“The Year of the Dog” and “The Year of the Rat” by Grace Lin

Well, well, well… My scanner is on the blitz (again!) so I don’t have any way of including new pictures on my blog – unless they’re already on my computer, or I can get them off the internet. So… I will be catching up on book reviews until the #@^%&* thing gets fixed. Which is something I needed to get done anyway.

At the SCBWI Conference last month it was my honor to be chosen for a face-to-face critique with author Grace Lin. Her comments on “Raspberry Girl, With Freckles” were thoughtful and helpful.

When I got home I checked out some of her books from the library. “The Year of the Dog” and it’s sequel, “The Year of the Rat,” are autobiographical stories about the author’s childhood, and her search for identity, friendship, and meaning in her life.
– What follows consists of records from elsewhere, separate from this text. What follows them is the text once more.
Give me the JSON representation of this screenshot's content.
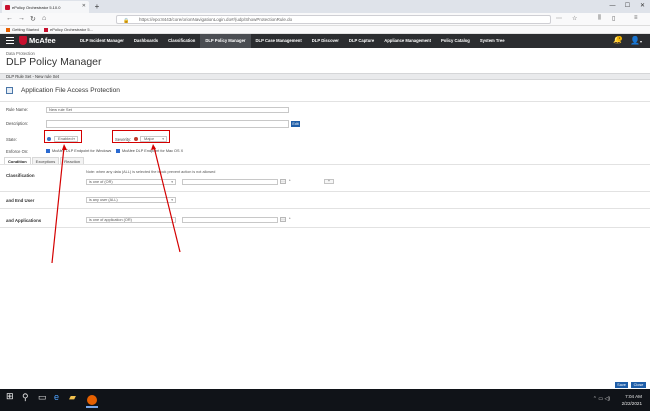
{
  "browser": {
    "tab_title": "ePolicy Orchestrator 5.10.0",
    "url": "https://epo:8443/core/orionNavigationLogin.do#/(udp/ShowProtectionRule.do",
    "bookmarks": [
      "Getting Started",
      "ePolicy Orchestrator 5..."
    ]
  },
  "app": {
    "brand": "McAfee",
    "menu": [
      "DLP Incident Manager",
      "Dashboards",
      "Classification",
      "DLP Policy Manager",
      "DLP Case Management",
      "DLP Discover",
      "DLP Capture",
      "Appliance Management",
      "Policy Catalog",
      "System Tree"
    ],
    "active_menu": "DLP Policy Manager",
    "notification_count": "1"
  },
  "page": {
    "breadcrumb": "Data Protection",
    "title": "DLP Policy Manager",
    "subbar": "DLP Rule Set - New rule Set"
  },
  "rule": {
    "header": "Application File Access Protection",
    "rule_name_label": "Rule Name:",
    "rule_name_value": "New rule Set",
    "description_label": "Description:",
    "edit_label": "Edit",
    "state_label": "State:",
    "state_value": "Enabled",
    "severity_label": "Severity:",
    "severity_value": "Major",
    "enforce_label": "Enforce On:",
    "enforce_options": [
      "McAfee DLP Endpoint for Windows",
      "McAfee DLP Endpoint for Mac OS X"
    ]
  },
  "tabs": [
    "Condition",
    "Exceptions",
    "Reaction"
  ],
  "condition": {
    "note": "Note: when any data (ALL) is selected the block prevent action is not allowed",
    "rows": [
      {
        "label": "Classification",
        "operator": "is one of (OR)"
      },
      {
        "label": "and End User",
        "operator": "is any user (ALL)"
      },
      {
        "label": "and Applications",
        "operator": "is one of application (OR)"
      }
    ]
  },
  "footer": {
    "save": "Save",
    "close": "Close"
  },
  "taskbar": {
    "time": "7:04 AM",
    "date": "2/22/2021"
  },
  "colors": {
    "accent": "#1f5ea8",
    "header": "#2b2d30",
    "annotation": "#d40000"
  }
}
Well written and engrossing, I enjoyed both books equally and it didn’t make any difference to the enjoyment that I read the second book first and the first book second.

My favorite parts of the books were the stories that her parents tell about living in, and leaving Taiwan, and the stories (oh, I love stories!) she and her friend, Melody, tell to each other.

Melody tells Grace about her Aunt Alice, who believes in ghosts.

“…There were two chairs at the end of the table that were empty…There were big plates of food there… So I sat down in one of the empty chairs, ready to eat. Aunt Alice rushed over like a typhoon and hurried me out of the chair.”

Aunt Alice explained that those chairs were for the ghosts of her parents.

Melody’s parents told her that it was a way of honoring the dead, that the ghosts would be served their meal first, then what was on the plates would be taken back into the kitchen and reheated. Then everyone else would eat.

“I sat next to one of the ghosts for the whole meal. At least I think I did. Maybe they moved around,” Melody finished, “but they were pretty nice as far as ghosts go.”

“Do you know what that means?” I said. “You ate ghost leftovers!”

“Mmm,” Melody said, “and they were delicious.”

I also enjoyed her dad’s sense of humor.  Her mom tells a story about playing piano as a child, and how at the end of her performance everyone stood up and clapped.

“Grandma was so happy that she cried,” Mom finished.

“So, if I win the book contest, will you cry?” I asked.

“Yes,” Mom said. “Very hard.”
“We’ll all cry,” Dad said. “I’ll buy a box of kleenex just for the occasion.”

It really sounded like something my daddy would say.

I will be reading and reviewing more of Grace Lin’s books, but next week, I will be reviewing “Morning Star Horse” by Margarita Engle.